[App and web page records]
+ + + + + + +

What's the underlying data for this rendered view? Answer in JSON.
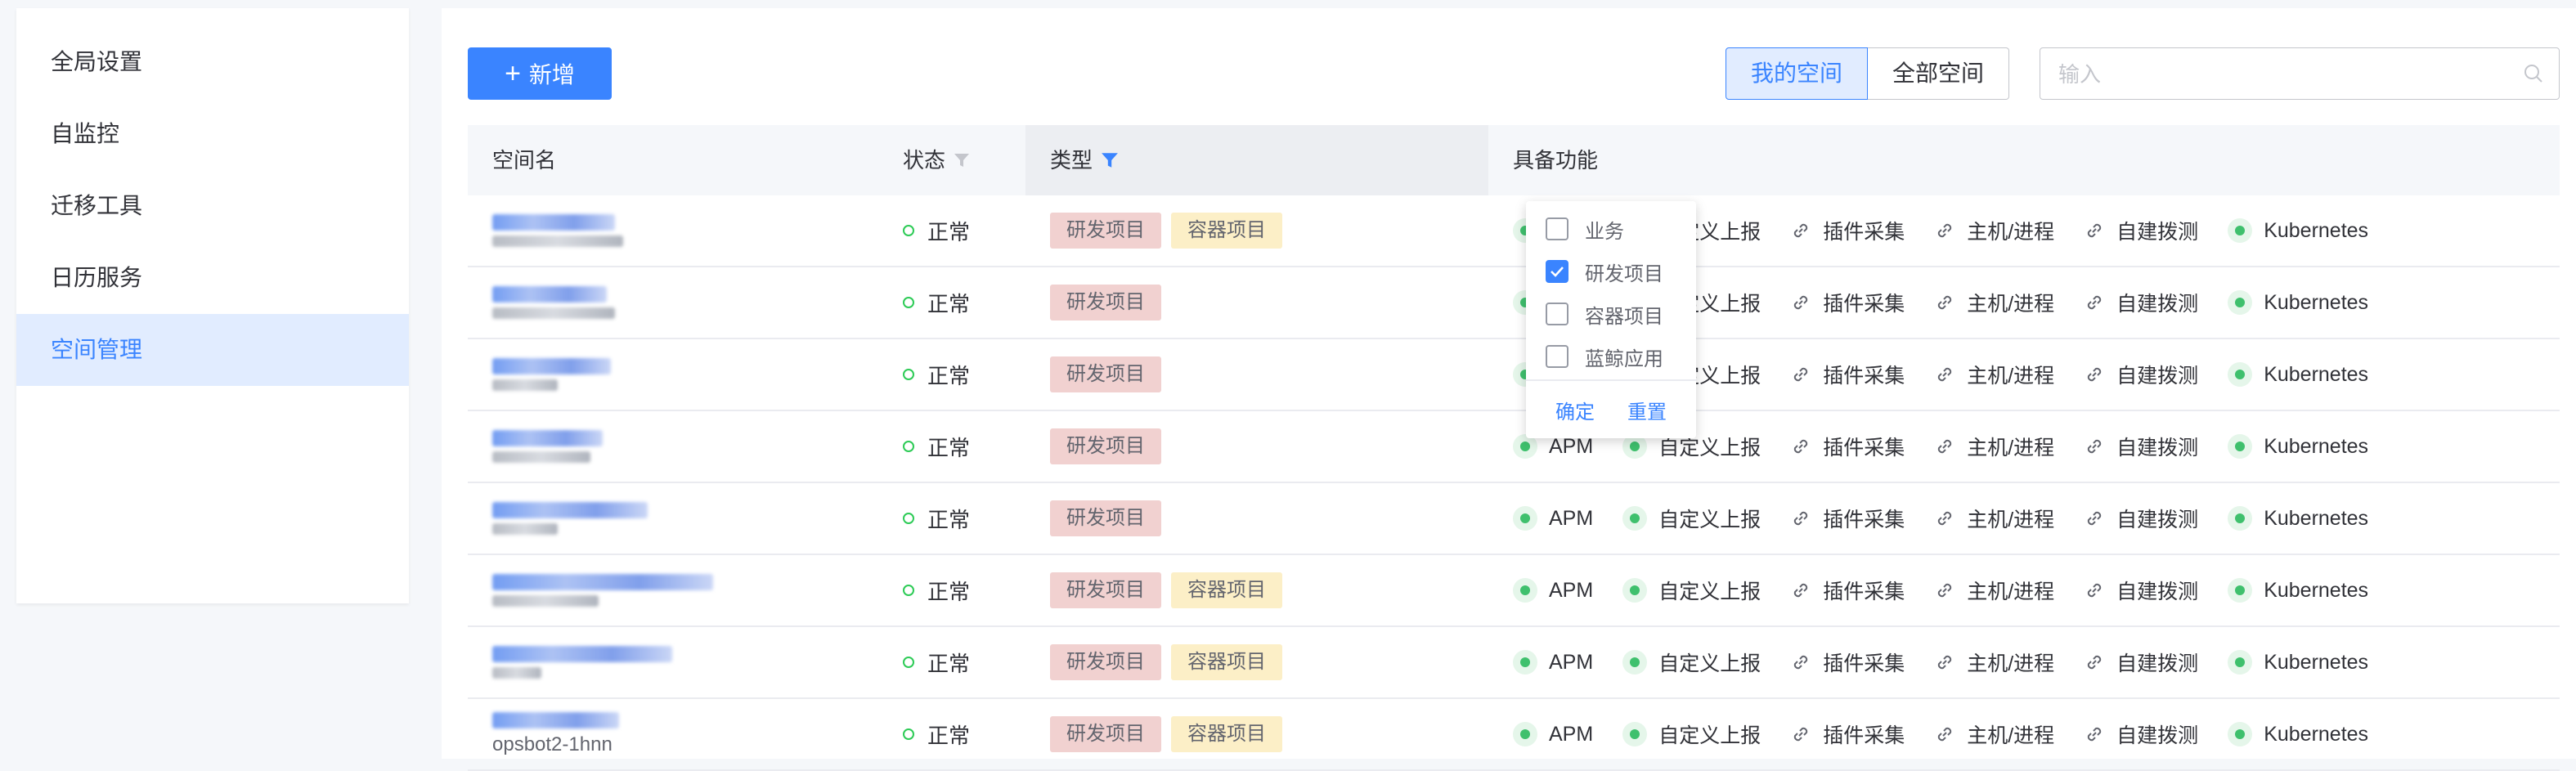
{
  "sidebar": {
    "items": [
      {
        "label": "全局设置",
        "active": false
      },
      {
        "label": "自监控",
        "active": false
      },
      {
        "label": "迁移工具",
        "active": false
      },
      {
        "label": "日历服务",
        "active": false
      },
      {
        "label": "空间管理",
        "active": true
      }
    ]
  },
  "toolbar": {
    "add_label": "新增",
    "my_space_label": "我的空间",
    "all_space_label": "全部空间",
    "search_placeholder": "输入"
  },
  "table": {
    "headers": {
      "name": "空间名",
      "status": "状态",
      "type": "类型",
      "features": "具备功能"
    },
    "rows": [
      {
        "name": "",
        "status": "正常",
        "tags": [
          "研发项目",
          "容器项目"
        ]
      },
      {
        "name": "",
        "status": "正常",
        "tags": [
          "研发项目"
        ]
      },
      {
        "name": "",
        "status": "正常",
        "tags": [
          "研发项目"
        ]
      },
      {
        "name": "",
        "status": "正常",
        "tags": [
          "研发项目"
        ]
      },
      {
        "name": "",
        "status": "正常",
        "tags": [
          "研发项目"
        ]
      },
      {
        "name": "",
        "status": "正常",
        "tags": [
          "研发项目",
          "容器项目"
        ]
      },
      {
        "name": "",
        "status": "正常",
        "tags": [
          "研发项目",
          "容器项目"
        ]
      },
      {
        "name": "opsbot2-1hnn",
        "status": "正常",
        "tags": [
          "研发项目",
          "容器项目"
        ]
      }
    ],
    "features": [
      {
        "label": "APM",
        "icon": "status-dot-icon"
      },
      {
        "label": "自定义上报",
        "icon": "status-dot-icon"
      },
      {
        "label": "插件采集",
        "icon": "link-icon"
      },
      {
        "label": "主机/进程",
        "icon": "link-icon"
      },
      {
        "label": "自建拨测",
        "icon": "link-icon"
      },
      {
        "label": "Kubernetes",
        "icon": "status-dot-icon"
      }
    ]
  },
  "type_filter": {
    "options": [
      {
        "label": "业务",
        "checked": false
      },
      {
        "label": "研发项目",
        "checked": true
      },
      {
        "label": "容器项目",
        "checked": false
      },
      {
        "label": "蓝鲸应用",
        "checked": false
      }
    ],
    "confirm_label": "确定",
    "reset_label": "重置"
  },
  "colors": {
    "accent": "#3a84ff",
    "status_ok": "#2dcb56",
    "tag_rd_bg": "#f1d1d0",
    "tag_container_bg": "#fcefc7"
  }
}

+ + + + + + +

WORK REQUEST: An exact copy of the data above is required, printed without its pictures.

YOUR SOLUTION:
What's the underlying data for this rendered view? Answer in JSON.
{
  "sidebar": {
    "items": [
      {
        "label": "全局设置",
        "active": false
      },
      {
        "label": "自监控",
        "active": false
      },
      {
        "label": "迁移工具",
        "active": false
      },
      {
        "label": "日历服务",
        "active": false
      },
      {
        "label": "空间管理",
        "active": true
      }
    ]
  },
  "toolbar": {
    "add_label": "新增",
    "my_space_label": "我的空间",
    "all_space_label": "全部空间",
    "search_placeholder": "输入"
  },
  "table": {
    "headers": {
      "name": "空间名",
      "status": "状态",
      "type": "类型",
      "features": "具备功能"
    },
    "rows": [
      {
        "name": "",
        "status": "正常",
        "tags": [
          "研发项目",
          "容器项目"
        ]
      },
      {
        "name": "",
        "status": "正常",
        "tags": [
          "研发项目"
        ]
      },
      {
        "name": "",
        "status": "正常",
        "tags": [
          "研发项目"
        ]
      },
      {
        "name": "",
        "status": "正常",
        "tags": [
          "研发项目"
        ]
      },
      {
        "name": "",
        "status": "正常",
        "tags": [
          "研发项目"
        ]
      },
      {
        "name": "",
        "status": "正常",
        "tags": [
          "研发项目",
          "容器项目"
        ]
      },
      {
        "name": "",
        "status": "正常",
        "tags": [
          "研发项目",
          "容器项目"
        ]
      },
      {
        "name": "opsbot2-1hnn",
        "status": "正常",
        "tags": [
          "研发项目",
          "容器项目"
        ]
      }
    ],
    "features": [
      {
        "label": "APM",
        "icon": "status-dot-icon"
      },
      {
        "label": "自定义上报",
        "icon": "status-dot-icon"
      },
      {
        "label": "插件采集",
        "icon": "link-icon"
      },
      {
        "label": "主机/进程",
        "icon": "link-icon"
      },
      {
        "label": "自建拨测",
        "icon": "link-icon"
      },
      {
        "label": "Kubernetes",
        "icon": "status-dot-icon"
      }
    ]
  },
  "type_filter": {
    "options": [
      {
        "label": "业务",
        "checked": false
      },
      {
        "label": "研发项目",
        "checked": true
      },
      {
        "label": "容器项目",
        "checked": false
      },
      {
        "label": "蓝鲸应用",
        "checked": false
      }
    ],
    "confirm_label": "确定",
    "reset_label": "重置"
  },
  "colors": {
    "accent": "#3a84ff",
    "status_ok": "#2dcb56",
    "tag_rd_bg": "#f1d1d0",
    "tag_container_bg": "#fcefc7"
  }
}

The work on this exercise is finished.